Is it fair to say that Fat Joe and Remy Ma are the closest thing to Kim and Big in todays hip hop? With Fat Joe being such a polished veteran in the game, he is able to provide this star appeal that translates well into major club hits – Remy Ma is a bit more street than Joe, bringing this gutter MC sound; when you combine the two styles, you should be excited as a hip hop fan for this album.
‘Warning’ is a really tough record by the duo, as it has this heavy hitting street sound to it that sets the tone of the album wonderfully.
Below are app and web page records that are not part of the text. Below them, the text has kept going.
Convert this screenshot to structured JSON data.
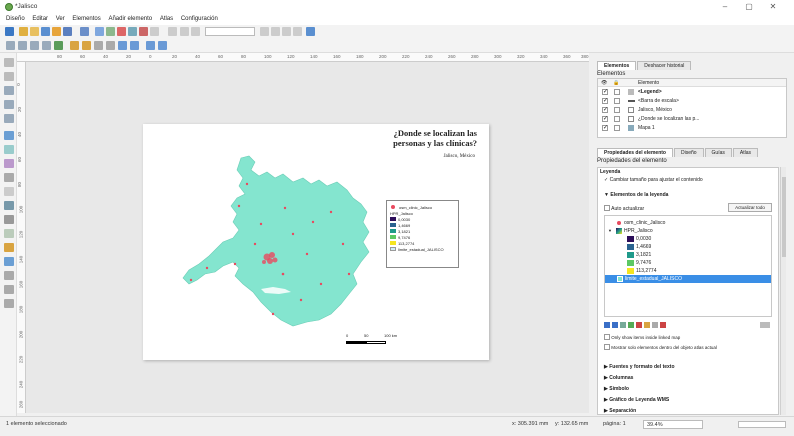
{
  "window": {
    "title": "*Jalisco",
    "minimize": "–",
    "maximize": "▢",
    "close": "✕"
  },
  "menu": [
    "Diseño",
    "Editar",
    "Ver",
    "Elementos",
    "Añadir elemento",
    "Atlas",
    "Configuración"
  ],
  "ruler": {
    "top_ticks": [
      "80",
      "60",
      "40",
      "20",
      "0",
      "20",
      "40",
      "60",
      "80",
      "100",
      "120",
      "140",
      "160",
      "180",
      "200",
      "220",
      "240",
      "260",
      "280",
      "300",
      "320",
      "340",
      "360",
      "380"
    ],
    "left_ticks": [
      "0",
      "20",
      "40",
      "60",
      "80",
      "100",
      "120",
      "140",
      "160",
      "180",
      "200",
      "220",
      "240",
      "260"
    ]
  },
  "map": {
    "title_line1": "¿Donde se localizan las",
    "title_line2": "personas y las clínicas?",
    "subtitle": "Jalisco, México",
    "fill_color": "#84e5cf",
    "legend": {
      "entries": [
        {
          "label": "osm_clinic_Jalisco",
          "color": "#e84a5f",
          "kind": "dot"
        },
        {
          "label": "HPR_Jalisco",
          "color": "",
          "kind": "header"
        },
        {
          "label": "0,0030",
          "color": "#2c0d59",
          "kind": "box"
        },
        {
          "label": "1,4669",
          "color": "#2a6390",
          "kind": "box"
        },
        {
          "label": "3,1821",
          "color": "#1f9a8a",
          "kind": "box"
        },
        {
          "label": "9,7476",
          "color": "#5cc864",
          "kind": "box"
        },
        {
          "label": "113,2774",
          "color": "#f5e51f",
          "kind": "box"
        },
        {
          "label": "limite_estadual_JALISCO",
          "color": "#cfeef5",
          "kind": "box"
        }
      ]
    },
    "scale": {
      "zero": "0",
      "mid": "50",
      "end": "100 km"
    }
  },
  "dock": {
    "tabs": [
      "Elementos",
      "Deshacer historial"
    ],
    "elements_heading": "Elementos",
    "elements_columns": {
      "eye": "👁",
      "lock": "🔒",
      "name": "Elemento"
    },
    "elements": [
      {
        "name": "<Legend>",
        "bold": true,
        "checked": true
      },
      {
        "name": "<Barra de escala>",
        "bold": false,
        "checked": true
      },
      {
        "name": "Jalisco, México",
        "bold": false,
        "checked": true
      },
      {
        "name": "¿Donde se localizan las p...",
        "bold": false,
        "checked": true
      },
      {
        "name": "Mapa 1",
        "bold": false,
        "checked": true
      }
    ],
    "prop_tabs": [
      "Propiedades del elemento",
      "Diseño",
      "Guías",
      "Atlas"
    ],
    "prop_heading": "Propiedades del elemento",
    "prop_type": "Leyenda",
    "resize_label": "Cambiar tamaño para ajustar el contenido",
    "section_elements": "Elementos de la leyenda",
    "auto_update": "Auto actualizar",
    "update_all": "Actualizar todo",
    "tree": [
      {
        "label": "osm_clinic_Jalisco",
        "indent": 1,
        "kind": "dot",
        "color": "#e84a5f",
        "selected": false
      },
      {
        "label": "HPR_Jalisco",
        "indent": 1,
        "kind": "layer",
        "color": "#2a6390",
        "selected": false
      },
      {
        "label": "0,0030",
        "indent": 2,
        "kind": "box",
        "color": "#2c0d59",
        "selected": false
      },
      {
        "label": "1,4669",
        "indent": 2,
        "kind": "box",
        "color": "#2a6390",
        "selected": false
      },
      {
        "label": "3,1821",
        "indent": 2,
        "kind": "box",
        "color": "#1f9a8a",
        "selected": false
      },
      {
        "label": "9,7476",
        "indent": 2,
        "kind": "box",
        "color": "#5cc864",
        "selected": false
      },
      {
        "label": "113,2774",
        "indent": 2,
        "kind": "box",
        "color": "#f5e51f",
        "selected": false
      },
      {
        "label": "limite_estadual_JALISCO",
        "indent": 1,
        "kind": "box",
        "color": "#84e5cf",
        "selected": true
      }
    ],
    "only_show": "Only show items inside linked map",
    "show_atlas": "Mostrar solo elementos dentro del objeto atlas actual",
    "sections": [
      "Fuentes y formato del texto",
      "Columnas",
      "Símbolo",
      "Gráfico de Leyenda WMS",
      "Separación"
    ]
  },
  "status": {
    "left": "1 elemento seleccionado",
    "x": "x: 305.391 mm",
    "y": "y: 132.65 mm",
    "page": "página: 1",
    "zoom": "39.4%"
  }
}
Rihanna Kat Dahlia makes an appearance on the track, giving it this pop sound that is absolutely misleading when you actually pay attention to her lyrics (She talking about people dying without anyone knowing – Baby girl that’s cold).
In all honesty, both rappers could be a bit better lyrically on this song, but I think their main goal was to give off this tough ass sound delivery-wise instead (which they accomplished).
To say this is an interesting sound for the rappers on this song is an understatement, but it definitely fits what The-Dream is trying to do. I’ve always felt like The-Dream had this voice that fits happy-go-lucky tracks like this one, so he totally nails it.
Remy and Fat Joes parts are so laughable to me, but at least they gave us a few sing-along lines throughout their verses. NY thugs simply don’t sound right on songs like these.
Can this song get club burn down the line?
‘Cookin’ sounds like an angrier/more lyrical version of ‘All the Way up’ doesn’t it? It’s like ‘All The Way Up’, but after standing in line at the DMV for two hours.
This song might be the best lyrically on this album: The NY sounding beat helps Remy and Joe go back to their roots, as they are way more aggressive on this track than the others.
Hate on French Montana all you want, but he makes the toughest hooks in the game right now! (Yes, The Kardashians presents French Montana makes the toughest hooks in the game.)
2. MONEY SHOWERS
If there was ever a second single sounding song I heard in my life, this is it! It sounds like the safe second single that the A&R tells you to release when you’re poppin’ for the first time.
Ty sounds sensual on the song, but still keeps his gangsta ass lyrics on fleek. BTW, will he ever take that damn sudafil for his stuffed up ass nose sounding vocals?
It’s a love song, but Joe brings that OG/cook cold crack sound to his verse on this one; I would think that if he had this ability to spoil her, he wouldn’t have to come off so aggressive!
Remy is a boss ass chick isn’t she? She just comes across like a lady pimp on this s–t. Why do I feel like Remy can book me?
This is one of the only songs on this album that is good all the way through.
1. ALL THE WAY UP (5/5)
At 46, Fat Joe might hold the record for oldest n—a to get the club jumping with this song!
While I love Fat Joe’s wit, French Montana’s catchy ass chorus, and Remy Ma’s tough verse on this song, I think the beat is the biggest highlight! When you combine the knock from the bass with the trumpets, you get this beat that demands your attention. As a lyricist, it should be a dream come true to rap over this s–t.
SONG BY SONG BREAKDOWN
1. WARNING (4.5/5), 2. SWEAR TO GOD (4/5) 3. SPAGHETTI (4.3/5), 4. ALL THE WAY UP (5/5), 5. HOW CAN I FORGET (3.6/5), 6. HOW LONG (3.5/5), 7. GO CRAZY (3/5), 8. HEARTBREAK (4.5/5), 9. COOKIN’ (4.6/5), 10. MONEY SHOWERS (4.7/5), 11. TOO QUICK (3.6) 12. DREAMIN’ (4/5)
This album is the definition of the word ‘Meh’ to me… Don’t get me wrong, the album has a lot of good stuff on it, but it never exceeds good at any point.
Lyrically, Fat Joe is not great, as I feel like he’s trying too hard to say the coolest thing that comes to mind; while Remy for some reason sounds extremely off on her delivery (maybe it’s a new style of rap she wants to create.). Maybe I put these guys in too high of a regard, but I was pretty disappointed in their contributions.
The best part of this album is the contributions from everyone else: Production-wise, they picked some hard knocking beats that give you a flashback to NY rap in its hayday, and also some beats that incorporate the joyous pop-hop sounds of today. Feature-wise, the 20 contributions from Kent Jones were surprisingly useful, and the R&B choruses we’re definitely needed.
This album is not great, but I’m not sure Fat Joe ever made great albums to begin with anyway.. I’ll tell you why you need to enjoy it though: Enjoy it because it is truly a rap album and not some rappers trying to be singers type s–t.